The four researchers Ciprian Cimpan, Eleni Iacovidou, Lucia Rigamonti and Eggo U. Thoden van Velzen propose as an example of a meaningful and practical approach a product-centred circularity scorecard that captures aspects likely to demonstrate a product's environmental sustainability. Based on 7 simple questions, it covers the life cycle of a product: production, use and end-of-life. This 'common sense' approach is similar to the waste hierarchy, with a simple order of priority that applies in most cases.

“Current actions aiming at achieving circularity may be overly focused on superficial effects and losing sight of true circular economy goals” the four researchers argue. “Our aim is to trigger a scientific discussion on how to best combine scientific knowledge and research on the flows of materials, components and products through society to achieve the broader objective of sustainability, while keeping up with the timelines imposed by the pace of business and policy decisions. That is why we are making a plea for meaningful circularity goals, to avoid that business or policy decisions involuntarily contribute to cementing policy and infrastructure that do not contribute to true sustainability”, they conclude.

Model for establishing circularity in packaging: A scorecard is proposed to approximate circularity in its environmental dimension.

- © Politecnico di Milano

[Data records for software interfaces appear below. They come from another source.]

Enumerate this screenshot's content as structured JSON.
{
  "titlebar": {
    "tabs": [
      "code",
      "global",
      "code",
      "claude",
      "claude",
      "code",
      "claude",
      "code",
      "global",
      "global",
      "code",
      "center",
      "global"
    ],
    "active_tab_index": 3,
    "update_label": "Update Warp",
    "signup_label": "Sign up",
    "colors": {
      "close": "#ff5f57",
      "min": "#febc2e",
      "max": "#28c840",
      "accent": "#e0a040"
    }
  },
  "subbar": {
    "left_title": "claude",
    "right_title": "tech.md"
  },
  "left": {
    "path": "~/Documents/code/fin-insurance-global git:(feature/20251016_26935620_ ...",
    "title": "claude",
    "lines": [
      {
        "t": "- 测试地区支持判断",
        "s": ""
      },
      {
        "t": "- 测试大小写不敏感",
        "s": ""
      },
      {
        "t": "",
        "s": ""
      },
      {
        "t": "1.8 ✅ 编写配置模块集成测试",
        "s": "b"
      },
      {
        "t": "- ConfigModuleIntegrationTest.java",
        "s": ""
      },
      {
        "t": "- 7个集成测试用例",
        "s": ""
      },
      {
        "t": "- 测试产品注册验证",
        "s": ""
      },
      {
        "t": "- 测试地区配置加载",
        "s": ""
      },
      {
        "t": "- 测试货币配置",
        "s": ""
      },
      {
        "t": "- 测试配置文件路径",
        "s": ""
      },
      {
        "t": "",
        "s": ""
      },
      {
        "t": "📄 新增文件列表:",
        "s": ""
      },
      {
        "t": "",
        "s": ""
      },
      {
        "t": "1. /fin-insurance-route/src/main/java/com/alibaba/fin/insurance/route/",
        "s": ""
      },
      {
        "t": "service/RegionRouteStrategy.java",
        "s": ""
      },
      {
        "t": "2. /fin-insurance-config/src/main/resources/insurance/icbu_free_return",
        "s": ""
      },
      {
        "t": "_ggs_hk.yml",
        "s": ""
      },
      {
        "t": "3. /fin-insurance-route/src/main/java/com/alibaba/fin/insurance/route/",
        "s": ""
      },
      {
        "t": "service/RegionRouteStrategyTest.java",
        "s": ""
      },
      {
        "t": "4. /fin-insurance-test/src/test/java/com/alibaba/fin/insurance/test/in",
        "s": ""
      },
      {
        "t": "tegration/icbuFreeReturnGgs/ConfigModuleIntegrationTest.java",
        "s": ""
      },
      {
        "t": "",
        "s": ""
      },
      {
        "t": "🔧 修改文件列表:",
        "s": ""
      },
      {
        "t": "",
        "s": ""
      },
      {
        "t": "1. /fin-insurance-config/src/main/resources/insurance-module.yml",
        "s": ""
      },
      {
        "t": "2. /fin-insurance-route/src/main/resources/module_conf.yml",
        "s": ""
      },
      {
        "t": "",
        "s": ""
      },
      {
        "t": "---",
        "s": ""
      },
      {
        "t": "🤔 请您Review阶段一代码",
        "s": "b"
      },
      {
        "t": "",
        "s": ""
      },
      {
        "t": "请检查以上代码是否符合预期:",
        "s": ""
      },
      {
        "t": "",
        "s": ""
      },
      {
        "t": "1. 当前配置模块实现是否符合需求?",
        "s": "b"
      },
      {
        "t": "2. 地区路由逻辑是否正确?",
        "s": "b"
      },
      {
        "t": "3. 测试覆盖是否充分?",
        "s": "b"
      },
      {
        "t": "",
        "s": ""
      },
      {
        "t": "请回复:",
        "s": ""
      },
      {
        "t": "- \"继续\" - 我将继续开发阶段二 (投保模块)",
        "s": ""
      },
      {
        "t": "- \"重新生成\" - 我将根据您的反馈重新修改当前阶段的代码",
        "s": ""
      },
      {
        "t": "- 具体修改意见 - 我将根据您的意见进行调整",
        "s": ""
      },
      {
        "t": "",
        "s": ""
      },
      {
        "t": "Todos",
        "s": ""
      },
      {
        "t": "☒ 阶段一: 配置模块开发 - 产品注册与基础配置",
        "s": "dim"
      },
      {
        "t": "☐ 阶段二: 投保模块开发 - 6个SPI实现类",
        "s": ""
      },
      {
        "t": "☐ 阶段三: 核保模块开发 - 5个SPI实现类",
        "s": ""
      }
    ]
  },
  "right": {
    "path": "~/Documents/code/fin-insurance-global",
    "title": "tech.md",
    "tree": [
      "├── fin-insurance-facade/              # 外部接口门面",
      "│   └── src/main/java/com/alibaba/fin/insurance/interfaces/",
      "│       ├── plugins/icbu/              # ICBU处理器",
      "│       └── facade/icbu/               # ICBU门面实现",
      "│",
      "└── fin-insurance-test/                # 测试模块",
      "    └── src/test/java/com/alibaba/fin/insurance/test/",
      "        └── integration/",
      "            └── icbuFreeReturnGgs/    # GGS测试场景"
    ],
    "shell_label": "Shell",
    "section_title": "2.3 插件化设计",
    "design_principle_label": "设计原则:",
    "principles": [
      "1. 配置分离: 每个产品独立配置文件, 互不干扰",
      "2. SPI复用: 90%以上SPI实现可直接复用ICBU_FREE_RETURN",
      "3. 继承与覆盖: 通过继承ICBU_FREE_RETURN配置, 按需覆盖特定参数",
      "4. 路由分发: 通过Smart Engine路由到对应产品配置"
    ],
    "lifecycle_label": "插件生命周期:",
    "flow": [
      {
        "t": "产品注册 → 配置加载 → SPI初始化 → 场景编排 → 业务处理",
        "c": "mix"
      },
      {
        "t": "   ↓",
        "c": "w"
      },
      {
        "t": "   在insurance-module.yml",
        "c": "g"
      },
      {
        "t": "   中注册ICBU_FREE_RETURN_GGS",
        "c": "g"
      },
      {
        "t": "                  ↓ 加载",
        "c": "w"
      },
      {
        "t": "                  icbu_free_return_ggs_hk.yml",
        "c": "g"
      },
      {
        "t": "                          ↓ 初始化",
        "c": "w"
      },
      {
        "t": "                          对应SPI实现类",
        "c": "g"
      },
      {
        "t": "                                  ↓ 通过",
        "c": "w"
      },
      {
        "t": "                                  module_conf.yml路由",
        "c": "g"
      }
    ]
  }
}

The researchers point out, that at a time when the European Commission is proposing to transform the Packaging and Packaging Waste Directive into a Regulation that would be directly applicable in all EU Member States, it is vital that society does not lose sight of the real objectives of the circular economy. In a situation where Member States have initiated new legislation on packaging waste, and where the business community is committing to ambitious targets to increase the circularity of their products, a meaningful, inclusive and practical circularity that promotes sustainability is crucial, they say.